Top of GIVEN RECORDS

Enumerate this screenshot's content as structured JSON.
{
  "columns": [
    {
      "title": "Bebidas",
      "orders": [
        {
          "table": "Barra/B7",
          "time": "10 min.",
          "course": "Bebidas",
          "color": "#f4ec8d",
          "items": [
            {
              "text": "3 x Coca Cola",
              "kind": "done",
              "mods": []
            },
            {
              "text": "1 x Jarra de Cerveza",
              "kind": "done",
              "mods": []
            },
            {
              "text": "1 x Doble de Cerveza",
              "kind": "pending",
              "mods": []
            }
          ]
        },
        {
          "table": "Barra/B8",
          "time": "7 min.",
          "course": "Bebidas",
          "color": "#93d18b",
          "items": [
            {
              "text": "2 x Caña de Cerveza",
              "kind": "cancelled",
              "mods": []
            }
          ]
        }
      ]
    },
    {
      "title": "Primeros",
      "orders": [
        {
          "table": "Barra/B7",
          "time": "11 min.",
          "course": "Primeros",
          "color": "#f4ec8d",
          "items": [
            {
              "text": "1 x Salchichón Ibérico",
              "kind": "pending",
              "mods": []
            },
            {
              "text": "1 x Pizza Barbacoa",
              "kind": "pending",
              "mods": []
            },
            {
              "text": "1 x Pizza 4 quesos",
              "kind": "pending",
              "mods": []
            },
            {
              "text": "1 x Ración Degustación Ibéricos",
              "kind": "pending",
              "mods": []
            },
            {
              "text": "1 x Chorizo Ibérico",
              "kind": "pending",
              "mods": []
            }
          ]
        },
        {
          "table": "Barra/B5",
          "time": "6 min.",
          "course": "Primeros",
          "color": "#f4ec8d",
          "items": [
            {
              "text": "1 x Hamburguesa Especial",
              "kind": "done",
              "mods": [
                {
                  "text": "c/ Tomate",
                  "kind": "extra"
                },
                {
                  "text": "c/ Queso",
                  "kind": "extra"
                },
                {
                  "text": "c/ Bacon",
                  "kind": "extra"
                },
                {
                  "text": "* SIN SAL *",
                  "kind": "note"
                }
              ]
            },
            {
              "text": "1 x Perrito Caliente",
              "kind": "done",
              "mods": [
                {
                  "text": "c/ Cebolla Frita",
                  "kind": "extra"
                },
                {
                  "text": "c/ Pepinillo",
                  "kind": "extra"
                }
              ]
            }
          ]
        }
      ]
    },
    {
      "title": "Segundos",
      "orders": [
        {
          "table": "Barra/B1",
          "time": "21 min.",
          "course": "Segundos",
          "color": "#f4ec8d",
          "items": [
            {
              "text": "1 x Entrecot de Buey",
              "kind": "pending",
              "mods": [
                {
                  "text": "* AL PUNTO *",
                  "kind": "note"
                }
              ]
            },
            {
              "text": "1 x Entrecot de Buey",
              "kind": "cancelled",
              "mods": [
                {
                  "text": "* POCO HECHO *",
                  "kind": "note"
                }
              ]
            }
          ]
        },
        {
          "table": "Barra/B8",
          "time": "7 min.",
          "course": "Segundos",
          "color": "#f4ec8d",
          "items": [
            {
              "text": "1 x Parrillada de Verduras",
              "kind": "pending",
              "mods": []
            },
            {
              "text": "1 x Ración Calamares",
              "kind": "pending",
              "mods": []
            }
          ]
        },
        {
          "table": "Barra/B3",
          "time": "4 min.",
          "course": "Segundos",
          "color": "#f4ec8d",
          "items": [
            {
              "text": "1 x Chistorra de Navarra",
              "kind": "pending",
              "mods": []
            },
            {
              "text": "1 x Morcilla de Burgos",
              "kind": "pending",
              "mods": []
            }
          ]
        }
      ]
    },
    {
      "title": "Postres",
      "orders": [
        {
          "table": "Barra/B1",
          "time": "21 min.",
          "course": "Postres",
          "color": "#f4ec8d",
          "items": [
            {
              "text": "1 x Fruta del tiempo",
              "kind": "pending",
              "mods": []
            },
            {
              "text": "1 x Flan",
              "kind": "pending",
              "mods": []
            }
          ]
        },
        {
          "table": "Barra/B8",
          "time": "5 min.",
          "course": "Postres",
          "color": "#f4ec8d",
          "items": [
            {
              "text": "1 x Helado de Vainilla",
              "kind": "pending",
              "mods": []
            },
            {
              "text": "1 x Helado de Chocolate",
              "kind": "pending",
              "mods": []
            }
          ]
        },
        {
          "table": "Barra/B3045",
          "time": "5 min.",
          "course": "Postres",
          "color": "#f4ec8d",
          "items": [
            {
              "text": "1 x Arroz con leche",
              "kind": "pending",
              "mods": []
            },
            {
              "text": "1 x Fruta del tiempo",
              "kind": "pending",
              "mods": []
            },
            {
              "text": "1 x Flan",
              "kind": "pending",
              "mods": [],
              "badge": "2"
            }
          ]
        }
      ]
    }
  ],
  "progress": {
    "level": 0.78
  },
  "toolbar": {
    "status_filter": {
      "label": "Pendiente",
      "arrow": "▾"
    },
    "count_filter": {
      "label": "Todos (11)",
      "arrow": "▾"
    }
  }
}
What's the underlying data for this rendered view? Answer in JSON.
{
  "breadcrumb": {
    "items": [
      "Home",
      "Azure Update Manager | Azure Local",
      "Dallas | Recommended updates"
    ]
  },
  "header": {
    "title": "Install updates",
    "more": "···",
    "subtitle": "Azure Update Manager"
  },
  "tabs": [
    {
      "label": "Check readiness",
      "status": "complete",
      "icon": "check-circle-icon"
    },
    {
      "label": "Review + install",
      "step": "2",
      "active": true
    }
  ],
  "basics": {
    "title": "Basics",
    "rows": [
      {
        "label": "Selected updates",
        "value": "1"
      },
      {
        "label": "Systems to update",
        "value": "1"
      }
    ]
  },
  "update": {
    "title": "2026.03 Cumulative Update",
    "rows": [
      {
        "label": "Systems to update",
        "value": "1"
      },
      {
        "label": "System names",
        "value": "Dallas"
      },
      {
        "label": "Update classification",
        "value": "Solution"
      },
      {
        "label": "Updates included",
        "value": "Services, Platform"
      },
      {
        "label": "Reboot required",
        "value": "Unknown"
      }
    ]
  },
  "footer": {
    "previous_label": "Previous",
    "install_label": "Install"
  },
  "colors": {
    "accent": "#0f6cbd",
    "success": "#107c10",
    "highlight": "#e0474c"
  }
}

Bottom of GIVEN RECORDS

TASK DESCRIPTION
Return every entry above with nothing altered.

EXPECTED ANSWER
Enumerate this screenshot's content as structured JSON.
{
  "columns": [
    {
      "title": "Bebidas",
      "orders": [
        {
          "table": "Barra/B7",
          "time": "10 min.",
          "course": "Bebidas",
          "color": "#f4ec8d",
          "items": [
            {
              "text": "3 x Coca Cola",
              "kind": "done",
              "mods": []
            },
            {
              "text": "1 x Jarra de Cerveza",
              "kind": "done",
              "mods": []
            },
            {
              "text": "1 x Doble de Cerveza",
              "kind": "pending",
              "mods": []
            }
          ]
        },
        {
          "table": "Barra/B8",
          "time": "7 min.",
          "course": "Bebidas",
          "color": "#93d18b",
          "items": [
            {
              "text": "2 x Caña de Cerveza",
              "kind": "cancelled",
              "mods": []
            }
          ]
        }
      ]
    },
    {
      "title": "Primeros",
      "orders": [
        {
          "table": "Barra/B7",
          "time": "11 min.",
          "course": "Primeros",
          "color": "#f4ec8d",
          "items": [
            {
              "text": "1 x Salchichón Ibérico",
              "kind": "pending",
              "mods": []
            },
            {
              "text": "1 x Pizza Barbacoa",
              "kind": "pending",
              "mods": []
            },
            {
              "text": "1 x Pizza 4 quesos",
              "kind": "pending",
              "mods": []
            },
            {
              "text": "1 x Ración Degustación Ibéricos",
              "kind": "pending",
              "mods": []
            },
            {
              "text": "1 x Chorizo Ibérico",
              "kind": "pending",
              "mods": []
            }
          ]
        },
        {
          "table": "Barra/B5",
          "time": "6 min.",
          "course": "Primeros",
          "color": "#f4ec8d",
          "items": [
            {
              "text": "1 x Hamburguesa Especial",
              "kind": "done",
              "mods": [
                {
                  "text": "c/ Tomate",
                  "kind": "extra"
                },
                {
                  "text": "c/ Queso",
                  "kind": "extra"
                },
                {
                  "text": "c/ Bacon",
                  "kind": "extra"
                },
                {
                  "text": "* SIN SAL *",
                  "kind": "note"
                }
              ]
            },
            {
              "text": "1 x Perrito Caliente",
              "kind": "done",
              "mods": [
                {
                  "text": "c/ Cebolla Frita",
                  "kind": "extra"
                },
                {
                  "text": "c/ Pepinillo",
                  "kind": "extra"
                }
              ]
            }
          ]
        }
      ]
    },
    {
      "title": "Segundos",
      "orders": [
        {
          "table": "Barra/B1",
          "time": "21 min.",
          "course": "Segundos",
          "color": "#f4ec8d",
          "items": [
            {
              "text": "1 x Entrecot de Buey",
              "kind": "pending",
              "mods": [
                {
                  "text": "* AL PUNTO *",
                  "kind": "note"
                }
              ]
            },
            {
              "text": "1 x Entrecot de Buey",
              "kind": "cancelled",
              "mods": [
                {
                  "text": "* POCO HECHO *",
                  "kind": "note"
                }
              ]
            }
          ]
        },
        {
          "table": "Barra/B8",
          "time": "7 min.",
          "course": "Segundos",
          "color": "#f4ec8d",
          "items": [
            {
              "text": "1 x Parrillada de Verduras",
              "kind": "pending",
              "mods": []
            },
            {
              "text": "1 x Ración Calamares",
              "kind": "pending",
              "mods": []
            }
          ]
        },
        {
          "table": "Barra/B3",
          "time": "4 min.",
          "course": "Segundos",
          "color": "#f4ec8d",
          "items": [
            {
              "text": "1 x Chistorra de Navarra",
              "kind": "pending",
              "mods": []
            },
            {
              "text": "1 x Morcilla de Burgos",
              "kind": "pending",
              "mods": []
            }
          ]
        }
      ]
    },
    {
      "title": "Postres",
      "orders": [
        {
          "table": "Barra/B1",
          "time": "21 min.",
          "course": "Postres",
          "color": "#f4ec8d",
          "items": [
            {
              "text": "1 x Fruta del tiempo",
              "kind": "pending",
              "mods": []
            },
            {
              "text": "1 x Flan",
              "kind": "pending",
              "mods": []
            }
          ]
        },
        {
          "table": "Barra/B8",
          "time": "5 min.",
          "course": "Postres",
          "color": "#f4ec8d",
          "items": [
            {
              "text": "1 x Helado de Vainilla",
              "kind": "pending",
              "mods": []
            },
            {
              "text": "1 x Helado de Chocolate",
              "kind": "pending",
              "mods": []
            }
          ]
        },
        {
          "table": "Barra/B3045",
          "time": "5 min.",
          "course": "Postres",
          "color": "#f4ec8d",
          "items": [
            {
              "text": "1 x Arroz con leche",
              "kind": "pending",
              "mods": []
            },
            {
              "text": "1 x Fruta del tiempo",
              "kind": "pending",
              "mods": []
            },
            {
              "text": "1 x Flan",
              "kind": "pending",
              "mods": [],
              "badge": "2"
            }
          ]
        }
      ]
    }
  ],
  "progress": {
    "level": 0.78
  },
  "toolbar": {
    "status_filter": {
      "label": "Pendiente",
      "arrow": "▾"
    },
    "count_filter": {
      "label": "Todos (11)",
      "arrow": "▾"
    }
  }
}
What's the underlying data for this rendered view? Answer in JSON.
{
  "breadcrumb": {
    "items": [
      "Home",
      "Azure Update Manager | Azure Local",
      "Dallas | Recommended updates"
    ]
  },
  "header": {
    "title": "Install updates",
    "more": "···",
    "subtitle": "Azure Update Manager"
  },
  "tabs": [
    {
      "label": "Check readiness",
      "status": "complete",
      "icon": "check-circle-icon"
    },
    {
      "label": "Review + install",
      "step": "2",
      "active": true
    }
  ],
  "basics": {
    "title": "Basics",
    "rows": [
      {
        "label": "Selected updates",
        "value": "1"
      },
      {
        "label": "Systems to update",
        "value": "1"
      }
    ]
  },
  "update": {
    "title": "2026.03 Cumulative Update",
    "rows": [
      {
        "label": "Systems to update",
        "value": "1"
      },
      {
        "label": "System names",
        "value": "Dallas"
      },
      {
        "label": "Update classification",
        "value": "Solution"
      },
      {
        "label": "Updates included",
        "value": "Services, Platform"
      },
      {
        "label": "Reboot required",
        "value": "Unknown"
      }
    ]
  },
  "footer": {
    "previous_label": "Previous",
    "install_label": "Install"
  },
  "colors": {
    "accent": "#0f6cbd",
    "success": "#107c10",
    "highlight": "#e0474c"
  }
}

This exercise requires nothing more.